- Brief -
Print each record below word for word.

- Items from an interface collection -
******************************
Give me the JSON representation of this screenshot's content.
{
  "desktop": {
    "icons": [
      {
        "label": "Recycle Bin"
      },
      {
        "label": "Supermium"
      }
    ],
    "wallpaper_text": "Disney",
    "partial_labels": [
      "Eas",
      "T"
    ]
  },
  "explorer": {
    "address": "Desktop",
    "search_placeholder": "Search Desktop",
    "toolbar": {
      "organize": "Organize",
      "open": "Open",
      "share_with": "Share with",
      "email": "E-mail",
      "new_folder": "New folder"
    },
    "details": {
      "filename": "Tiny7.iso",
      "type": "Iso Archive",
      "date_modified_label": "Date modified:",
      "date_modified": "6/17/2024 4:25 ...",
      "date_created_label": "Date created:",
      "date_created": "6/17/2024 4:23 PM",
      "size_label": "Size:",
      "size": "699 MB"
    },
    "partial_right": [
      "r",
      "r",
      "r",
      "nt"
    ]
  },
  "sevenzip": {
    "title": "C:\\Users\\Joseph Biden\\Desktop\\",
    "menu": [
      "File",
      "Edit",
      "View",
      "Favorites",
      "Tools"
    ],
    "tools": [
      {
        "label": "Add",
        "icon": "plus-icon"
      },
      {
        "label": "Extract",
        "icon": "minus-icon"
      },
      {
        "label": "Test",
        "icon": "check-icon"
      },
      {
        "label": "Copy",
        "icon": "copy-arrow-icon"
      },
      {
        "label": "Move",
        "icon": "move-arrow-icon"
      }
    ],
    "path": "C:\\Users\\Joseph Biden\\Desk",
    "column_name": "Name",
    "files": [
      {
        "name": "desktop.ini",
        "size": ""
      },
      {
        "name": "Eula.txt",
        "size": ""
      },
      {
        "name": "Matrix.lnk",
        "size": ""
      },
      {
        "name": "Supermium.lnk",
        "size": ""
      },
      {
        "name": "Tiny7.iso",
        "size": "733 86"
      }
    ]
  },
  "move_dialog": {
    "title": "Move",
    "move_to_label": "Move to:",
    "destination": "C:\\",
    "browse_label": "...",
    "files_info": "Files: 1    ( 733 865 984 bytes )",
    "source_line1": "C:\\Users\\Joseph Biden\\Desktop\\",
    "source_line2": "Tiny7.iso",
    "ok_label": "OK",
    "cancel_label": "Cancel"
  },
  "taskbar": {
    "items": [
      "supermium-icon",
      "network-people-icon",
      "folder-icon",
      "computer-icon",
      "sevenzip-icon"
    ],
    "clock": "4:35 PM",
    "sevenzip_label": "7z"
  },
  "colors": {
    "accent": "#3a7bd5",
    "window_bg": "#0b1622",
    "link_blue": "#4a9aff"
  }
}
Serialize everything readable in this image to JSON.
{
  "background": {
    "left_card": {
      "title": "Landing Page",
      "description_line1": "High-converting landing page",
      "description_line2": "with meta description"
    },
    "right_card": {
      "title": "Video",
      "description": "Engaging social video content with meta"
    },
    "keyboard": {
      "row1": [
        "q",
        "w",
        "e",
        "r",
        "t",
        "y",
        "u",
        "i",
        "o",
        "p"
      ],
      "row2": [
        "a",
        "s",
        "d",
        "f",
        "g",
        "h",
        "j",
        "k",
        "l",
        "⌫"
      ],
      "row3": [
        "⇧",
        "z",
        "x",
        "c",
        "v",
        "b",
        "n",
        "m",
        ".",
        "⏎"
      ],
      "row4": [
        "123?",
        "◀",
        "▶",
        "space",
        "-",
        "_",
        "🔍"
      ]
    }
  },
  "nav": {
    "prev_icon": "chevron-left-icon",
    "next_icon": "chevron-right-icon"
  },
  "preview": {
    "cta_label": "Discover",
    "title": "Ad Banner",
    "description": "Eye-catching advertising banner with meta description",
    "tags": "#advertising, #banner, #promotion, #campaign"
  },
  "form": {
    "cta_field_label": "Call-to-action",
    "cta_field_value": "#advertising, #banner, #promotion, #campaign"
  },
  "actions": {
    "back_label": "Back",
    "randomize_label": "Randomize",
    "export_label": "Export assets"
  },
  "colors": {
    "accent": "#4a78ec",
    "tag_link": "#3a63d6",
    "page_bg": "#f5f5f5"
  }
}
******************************
- Written reply -
Give me the JSON representation of this screenshot's content.
{
  "desktop": {
    "icons": [
      {
        "label": "Recycle Bin"
      },
      {
        "label": "Supermium"
      }
    ],
    "wallpaper_text": "Disney",
    "partial_labels": [
      "Eas",
      "T"
    ]
  },
  "explorer": {
    "address": "Desktop",
    "search_placeholder": "Search Desktop",
    "toolbar": {
      "organize": "Organize",
      "open": "Open",
      "share_with": "Share with",
      "email": "E-mail",
      "new_folder": "New folder"
    },
    "details": {
      "filename": "Tiny7.iso",
      "type": "Iso Archive",
      "date_modified_label": "Date modified:",
      "date_modified": "6/17/2024 4:25 ...",
      "date_created_label": "Date created:",
      "date_created": "6/17/2024 4:23 PM",
      "size_label": "Size:",
      "size": "699 MB"
    },
    "partial_right": [
      "r",
      "r",
      "r",
      "nt"
    ]
  },
  "sevenzip": {
    "title": "C:\\Users\\Joseph Biden\\Desktop\\",
    "menu": [
      "File",
      "Edit",
      "View",
      "Favorites",
      "Tools"
    ],
    "tools": [
      {
        "label": "Add",
        "icon": "plus-icon"
      },
      {
        "label": "Extract",
        "icon": "minus-icon"
      },
      {
        "label": "Test",
        "icon": "check-icon"
      },
      {
        "label": "Copy",
        "icon": "copy-arrow-icon"
      },
      {
        "label": "Move",
        "icon": "move-arrow-icon"
      }
    ],
    "path": "C:\\Users\\Joseph Biden\\Desk",
    "column_name": "Name",
    "files": [
      {
        "name": "desktop.ini",
        "size": ""
      },
      {
        "name": "Eula.txt",
        "size": ""
      },
      {
        "name": "Matrix.lnk",
        "size": ""
      },
      {
        "name": "Supermium.lnk",
        "size": ""
      },
      {
        "name": "Tiny7.iso",
        "size": "733 86"
      }
    ]
  },
  "move_dialog": {
    "title": "Move",
    "move_to_label": "Move to:",
    "destination": "C:\\",
    "browse_label": "...",
    "files_info": "Files: 1    ( 733 865 984 bytes )",
    "source_line1": "C:\\Users\\Joseph Biden\\Desktop\\",
    "source_line2": "Tiny7.iso",
    "ok_label": "OK",
    "cancel_label": "Cancel"
  },
  "taskbar": {
    "items": [
      "supermium-icon",
      "network-people-icon",
      "folder-icon",
      "computer-icon",
      "sevenzip-icon"
    ],
    "clock": "4:35 PM",
    "sevenzip_label": "7z"
  },
  "colors": {
    "accent": "#3a7bd5",
    "window_bg": "#0b1622",
    "link_blue": "#4a9aff"
  }
}
Serialize everything readable in this image to JSON.
{
  "background": {
    "left_card": {
      "title": "Landing Page",
      "description_line1": "High-converting landing page",
      "description_line2": "with meta description"
    },
    "right_card": {
      "title": "Video",
      "description": "Engaging social video content with meta"
    },
    "keyboard": {
      "row1": [
        "q",
        "w",
        "e",
        "r",
        "t",
        "y",
        "u",
        "i",
        "o",
        "p"
      ],
      "row2": [
        "a",
        "s",
        "d",
        "f",
        "g",
        "h",
        "j",
        "k",
        "l",
        "⌫"
      ],
      "row3": [
        "⇧",
        "z",
        "x",
        "c",
        "v",
        "b",
        "n",
        "m",
        ".",
        "⏎"
      ],
      "row4": [
        "123?",
        "◀",
        "▶",
        "space",
        "-",
        "_",
        "🔍"
      ]
    }
  },
  "nav": {
    "prev_icon": "chevron-left-icon",
    "next_icon": "chevron-right-icon"
  },
  "preview": {
    "cta_label": "Discover",
    "title": "Ad Banner",
    "description": "Eye-catching advertising banner with meta description",
    "tags": "#advertising, #banner, #promotion, #campaign"
  },
  "form": {
    "cta_field_label": "Call-to-action",
    "cta_field_value": "#advertising, #banner, #promotion, #campaign"
  },
  "actions": {
    "back_label": "Back",
    "randomize_label": "Randomize",
    "export_label": "Export assets"
  },
  "colors": {
    "accent": "#4a78ec",
    "tag_link": "#3a63d6",
    "page_bg": "#f5f5f5"
  }
}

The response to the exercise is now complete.